### WHAT IS EXPECTED
Nothing in the data may be altered; copy it all exactly.

### RECORDS SHOWN
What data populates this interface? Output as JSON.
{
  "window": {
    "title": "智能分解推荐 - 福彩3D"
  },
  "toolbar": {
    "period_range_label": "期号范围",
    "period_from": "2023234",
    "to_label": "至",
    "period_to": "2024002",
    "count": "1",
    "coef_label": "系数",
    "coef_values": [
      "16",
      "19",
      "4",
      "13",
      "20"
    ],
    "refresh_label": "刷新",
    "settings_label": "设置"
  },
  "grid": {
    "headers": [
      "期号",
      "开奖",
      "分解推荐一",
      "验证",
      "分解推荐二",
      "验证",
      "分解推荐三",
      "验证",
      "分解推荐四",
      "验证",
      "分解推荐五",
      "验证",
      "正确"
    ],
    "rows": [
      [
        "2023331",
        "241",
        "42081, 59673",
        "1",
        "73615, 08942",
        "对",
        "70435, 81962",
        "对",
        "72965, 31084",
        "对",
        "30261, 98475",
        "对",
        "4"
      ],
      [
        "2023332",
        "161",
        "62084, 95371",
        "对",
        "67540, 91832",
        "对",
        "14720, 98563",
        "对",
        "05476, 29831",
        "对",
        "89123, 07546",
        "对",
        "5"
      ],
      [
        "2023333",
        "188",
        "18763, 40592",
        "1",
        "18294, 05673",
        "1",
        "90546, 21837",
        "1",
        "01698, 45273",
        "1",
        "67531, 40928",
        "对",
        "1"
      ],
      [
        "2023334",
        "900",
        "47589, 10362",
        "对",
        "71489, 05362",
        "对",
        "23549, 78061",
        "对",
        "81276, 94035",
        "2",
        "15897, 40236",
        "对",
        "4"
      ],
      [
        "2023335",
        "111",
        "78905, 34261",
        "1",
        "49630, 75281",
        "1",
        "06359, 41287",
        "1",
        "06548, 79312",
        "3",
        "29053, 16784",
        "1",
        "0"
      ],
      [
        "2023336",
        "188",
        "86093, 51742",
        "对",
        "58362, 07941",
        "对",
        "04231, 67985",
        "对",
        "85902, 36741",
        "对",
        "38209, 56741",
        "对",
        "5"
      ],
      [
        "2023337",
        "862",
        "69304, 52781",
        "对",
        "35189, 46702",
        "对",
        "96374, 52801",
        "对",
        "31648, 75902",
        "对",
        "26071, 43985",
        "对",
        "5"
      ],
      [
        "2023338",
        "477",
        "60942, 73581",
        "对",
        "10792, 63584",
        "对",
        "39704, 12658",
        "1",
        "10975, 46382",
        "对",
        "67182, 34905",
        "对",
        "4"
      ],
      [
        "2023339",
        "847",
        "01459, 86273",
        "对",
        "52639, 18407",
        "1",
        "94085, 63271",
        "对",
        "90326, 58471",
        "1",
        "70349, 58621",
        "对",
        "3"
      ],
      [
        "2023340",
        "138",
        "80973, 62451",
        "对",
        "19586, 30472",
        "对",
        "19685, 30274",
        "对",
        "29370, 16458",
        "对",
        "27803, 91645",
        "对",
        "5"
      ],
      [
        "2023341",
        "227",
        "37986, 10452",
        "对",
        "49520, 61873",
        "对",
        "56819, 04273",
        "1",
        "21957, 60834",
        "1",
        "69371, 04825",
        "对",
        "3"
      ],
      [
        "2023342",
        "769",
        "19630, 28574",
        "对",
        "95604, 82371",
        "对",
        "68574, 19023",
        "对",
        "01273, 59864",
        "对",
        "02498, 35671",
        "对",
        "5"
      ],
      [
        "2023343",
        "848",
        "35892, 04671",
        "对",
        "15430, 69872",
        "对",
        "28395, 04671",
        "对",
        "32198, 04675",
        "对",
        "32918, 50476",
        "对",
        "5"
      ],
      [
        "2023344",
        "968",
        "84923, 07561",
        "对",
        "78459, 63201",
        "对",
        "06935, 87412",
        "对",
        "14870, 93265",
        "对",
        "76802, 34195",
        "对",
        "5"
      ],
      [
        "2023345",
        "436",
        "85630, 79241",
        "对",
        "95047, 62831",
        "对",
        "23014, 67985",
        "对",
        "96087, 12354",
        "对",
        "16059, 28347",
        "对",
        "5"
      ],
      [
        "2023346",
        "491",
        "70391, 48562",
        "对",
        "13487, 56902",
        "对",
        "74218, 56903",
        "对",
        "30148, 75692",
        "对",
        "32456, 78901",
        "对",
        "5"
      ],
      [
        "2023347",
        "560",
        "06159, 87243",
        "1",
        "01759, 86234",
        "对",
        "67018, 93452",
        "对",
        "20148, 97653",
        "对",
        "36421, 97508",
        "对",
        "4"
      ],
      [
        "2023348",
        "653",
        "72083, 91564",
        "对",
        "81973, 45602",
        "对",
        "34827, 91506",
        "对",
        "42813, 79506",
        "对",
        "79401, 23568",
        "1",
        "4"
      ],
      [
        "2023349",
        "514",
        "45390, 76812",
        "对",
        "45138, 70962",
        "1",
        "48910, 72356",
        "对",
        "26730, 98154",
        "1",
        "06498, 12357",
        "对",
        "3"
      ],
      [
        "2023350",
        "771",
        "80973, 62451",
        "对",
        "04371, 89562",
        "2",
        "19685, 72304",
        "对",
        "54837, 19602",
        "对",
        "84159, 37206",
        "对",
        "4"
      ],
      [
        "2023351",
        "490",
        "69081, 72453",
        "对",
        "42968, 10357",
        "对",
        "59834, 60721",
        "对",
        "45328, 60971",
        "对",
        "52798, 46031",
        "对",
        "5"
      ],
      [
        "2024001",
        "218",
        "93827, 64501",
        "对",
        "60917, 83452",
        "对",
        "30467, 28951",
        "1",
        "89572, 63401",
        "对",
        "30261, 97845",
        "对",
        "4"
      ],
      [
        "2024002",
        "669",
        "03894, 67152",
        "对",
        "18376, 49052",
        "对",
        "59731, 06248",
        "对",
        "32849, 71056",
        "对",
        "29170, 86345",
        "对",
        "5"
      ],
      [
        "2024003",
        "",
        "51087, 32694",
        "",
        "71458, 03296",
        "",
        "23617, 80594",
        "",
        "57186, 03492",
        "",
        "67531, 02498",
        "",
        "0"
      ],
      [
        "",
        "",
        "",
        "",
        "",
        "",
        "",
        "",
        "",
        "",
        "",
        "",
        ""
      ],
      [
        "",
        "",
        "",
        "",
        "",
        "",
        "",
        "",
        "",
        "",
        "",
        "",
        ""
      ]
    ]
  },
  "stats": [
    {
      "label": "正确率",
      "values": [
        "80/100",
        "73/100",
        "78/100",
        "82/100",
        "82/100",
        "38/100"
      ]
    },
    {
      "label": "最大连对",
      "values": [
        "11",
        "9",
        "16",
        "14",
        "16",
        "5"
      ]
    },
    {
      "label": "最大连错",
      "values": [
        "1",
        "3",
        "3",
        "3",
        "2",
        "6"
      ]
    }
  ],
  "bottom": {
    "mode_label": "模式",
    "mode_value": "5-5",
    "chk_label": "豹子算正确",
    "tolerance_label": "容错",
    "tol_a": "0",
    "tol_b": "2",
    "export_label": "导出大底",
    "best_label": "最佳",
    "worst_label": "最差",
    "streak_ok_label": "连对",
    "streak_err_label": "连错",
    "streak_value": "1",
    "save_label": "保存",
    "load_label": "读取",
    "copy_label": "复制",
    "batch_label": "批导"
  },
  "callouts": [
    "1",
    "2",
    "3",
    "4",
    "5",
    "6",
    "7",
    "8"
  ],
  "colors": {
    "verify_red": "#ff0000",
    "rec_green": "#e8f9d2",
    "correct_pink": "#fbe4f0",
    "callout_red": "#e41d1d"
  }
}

### SOLUTION TO THIS PROBLEM
What data populates this interface? Output as JSON.
{
  "window": {
    "title": "智能分解推荐 - 福彩3D"
  },
  "toolbar": {
    "period_range_label": "期号范围",
    "period_from": "2023234",
    "to_label": "至",
    "period_to": "2024002",
    "count": "1",
    "coef_label": "系数",
    "coef_values": [
      "16",
      "19",
      "4",
      "13",
      "20"
    ],
    "refresh_label": "刷新",
    "settings_label": "设置"
  },
  "grid": {
    "headers": [
      "期号",
      "开奖",
      "分解推荐一",
      "验证",
      "分解推荐二",
      "验证",
      "分解推荐三",
      "验证",
      "分解推荐四",
      "验证",
      "分解推荐五",
      "验证",
      "正确"
    ],
    "rows": [
      [
        "2023331",
        "241",
        "42081, 59673",
        "1",
        "73615, 08942",
        "对",
        "70435, 81962",
        "对",
        "72965, 31084",
        "对",
        "30261, 98475",
        "对",
        "4"
      ],
      [
        "2023332",
        "161",
        "62084, 95371",
        "对",
        "67540, 91832",
        "对",
        "14720, 98563",
        "对",
        "05476, 29831",
        "对",
        "89123, 07546",
        "对",
        "5"
      ],
      [
        "2023333",
        "188",
        "18763, 40592",
        "1",
        "18294, 05673",
        "1",
        "90546, 21837",
        "1",
        "01698, 45273",
        "1",
        "67531, 40928",
        "对",
        "1"
      ],
      [
        "2023334",
        "900",
        "47589, 10362",
        "对",
        "71489, 05362",
        "对",
        "23549, 78061",
        "对",
        "81276, 94035",
        "2",
        "15897, 40236",
        "对",
        "4"
      ],
      [
        "2023335",
        "111",
        "78905, 34261",
        "1",
        "49630, 75281",
        "1",
        "06359, 41287",
        "1",
        "06548, 79312",
        "3",
        "29053, 16784",
        "1",
        "0"
      ],
      [
        "2023336",
        "188",
        "86093, 51742",
        "对",
        "58362, 07941",
        "对",
        "04231, 67985",
        "对",
        "85902, 36741",
        "对",
        "38209, 56741",
        "对",
        "5"
      ],
      [
        "2023337",
        "862",
        "69304, 52781",
        "对",
        "35189, 46702",
        "对",
        "96374, 52801",
        "对",
        "31648, 75902",
        "对",
        "26071, 43985",
        "对",
        "5"
      ],
      [
        "2023338",
        "477",
        "60942, 73581",
        "对",
        "10792, 63584",
        "对",
        "39704, 12658",
        "1",
        "10975, 46382",
        "对",
        "67182, 34905",
        "对",
        "4"
      ],
      [
        "2023339",
        "847",
        "01459, 86273",
        "对",
        "52639, 18407",
        "1",
        "94085, 63271",
        "对",
        "90326, 58471",
        "1",
        "70349, 58621",
        "对",
        "3"
      ],
      [
        "2023340",
        "138",
        "80973, 62451",
        "对",
        "19586, 30472",
        "对",
        "19685, 30274",
        "对",
        "29370, 16458",
        "对",
        "27803, 91645",
        "对",
        "5"
      ],
      [
        "2023341",
        "227",
        "37986, 10452",
        "对",
        "49520, 61873",
        "对",
        "56819, 04273",
        "1",
        "21957, 60834",
        "1",
        "69371, 04825",
        "对",
        "3"
      ],
      [
        "2023342",
        "769",
        "19630, 28574",
        "对",
        "95604, 82371",
        "对",
        "68574, 19023",
        "对",
        "01273, 59864",
        "对",
        "02498, 35671",
        "对",
        "5"
      ],
      [
        "2023343",
        "848",
        "35892, 04671",
        "对",
        "15430, 69872",
        "对",
        "28395, 04671",
        "对",
        "32198, 04675",
        "对",
        "32918, 50476",
        "对",
        "5"
      ],
      [
        "2023344",
        "968",
        "84923, 07561",
        "对",
        "78459, 63201",
        "对",
        "06935, 87412",
        "对",
        "14870, 93265",
        "对",
        "76802, 34195",
        "对",
        "5"
      ],
      [
        "2023345",
        "436",
        "85630, 79241",
        "对",
        "95047, 62831",
        "对",
        "23014, 67985",
        "对",
        "96087, 12354",
        "对",
        "16059, 28347",
        "对",
        "5"
      ],
      [
        "2023346",
        "491",
        "70391, 48562",
        "对",
        "13487, 56902",
        "对",
        "74218, 56903",
        "对",
        "30148, 75692",
        "对",
        "32456, 78901",
        "对",
        "5"
      ],
      [
        "2023347",
        "560",
        "06159, 87243",
        "1",
        "01759, 86234",
        "对",
        "67018, 93452",
        "对",
        "20148, 97653",
        "对",
        "36421, 97508",
        "对",
        "4"
      ],
      [
        "2023348",
        "653",
        "72083, 91564",
        "对",
        "81973, 45602",
        "对",
        "34827, 91506",
        "对",
        "42813, 79506",
        "对",
        "79401, 23568",
        "1",
        "4"
      ],
      [
        "2023349",
        "514",
        "45390, 76812",
        "对",
        "45138, 70962",
        "1",
        "48910, 72356",
        "对",
        "26730, 98154",
        "1",
        "06498, 12357",
        "对",
        "3"
      ],
      [
        "2023350",
        "771",
        "80973, 62451",
        "对",
        "04371, 89562",
        "2",
        "19685, 72304",
        "对",
        "54837, 19602",
        "对",
        "84159, 37206",
        "对",
        "4"
      ],
      [
        "2023351",
        "490",
        "69081, 72453",
        "对",
        "42968, 10357",
        "对",
        "59834, 60721",
        "对",
        "45328, 60971",
        "对",
        "52798, 46031",
        "对",
        "5"
      ],
      [
        "2024001",
        "218",
        "93827, 64501",
        "对",
        "60917, 83452",
        "对",
        "30467, 28951",
        "1",
        "89572, 63401",
        "对",
        "30261, 97845",
        "对",
        "4"
      ],
      [
        "2024002",
        "669",
        "03894, 67152",
        "对",
        "18376, 49052",
        "对",
        "59731, 06248",
        "对",
        "32849, 71056",
        "对",
        "29170, 86345",
        "对",
        "5"
      ],
      [
        "2024003",
        "",
        "51087, 32694",
        "",
        "71458, 03296",
        "",
        "23617, 80594",
        "",
        "57186, 03492",
        "",
        "67531, 02498",
        "",
        "0"
      ],
      [
        "",
        "",
        "",
        "",
        "",
        "",
        "",
        "",
        "",
        "",
        "",
        "",
        ""
      ],
      [
        "",
        "",
        "",
        "",
        "",
        "",
        "",
        "",
        "",
        "",
        "",
        "",
        ""
      ]
    ]
  },
  "stats": [
    {
      "label": "正确率",
      "values": [
        "80/100",
        "73/100",
        "78/100",
        "82/100",
        "82/100",
        "38/100"
      ]
    },
    {
      "label": "最大连对",
      "values": [
        "11",
        "9",
        "16",
        "14",
        "16",
        "5"
      ]
    },
    {
      "label": "最大连错",
      "values": [
        "1",
        "3",
        "3",
        "3",
        "2",
        "6"
      ]
    }
  ],
  "bottom": {
    "mode_label": "模式",
    "mode_value": "5-5",
    "chk_label": "豹子算正确",
    "tolerance_label": "容错",
    "tol_a": "0",
    "tol_b": "2",
    "export_label": "导出大底",
    "best_label": "最佳",
    "worst_label": "最差",
    "streak_ok_label": "连对",
    "streak_err_label": "连错",
    "streak_value": "1",
    "save_label": "保存",
    "load_label": "读取",
    "copy_label": "复制",
    "batch_label": "批导"
  },
  "callouts": [
    "1",
    "2",
    "3",
    "4",
    "5",
    "6",
    "7",
    "8"
  ],
  "colors": {
    "verify_red": "#ff0000",
    "rec_green": "#e8f9d2",
    "correct_pink": "#fbe4f0",
    "callout_red": "#e41d1d"
  }
}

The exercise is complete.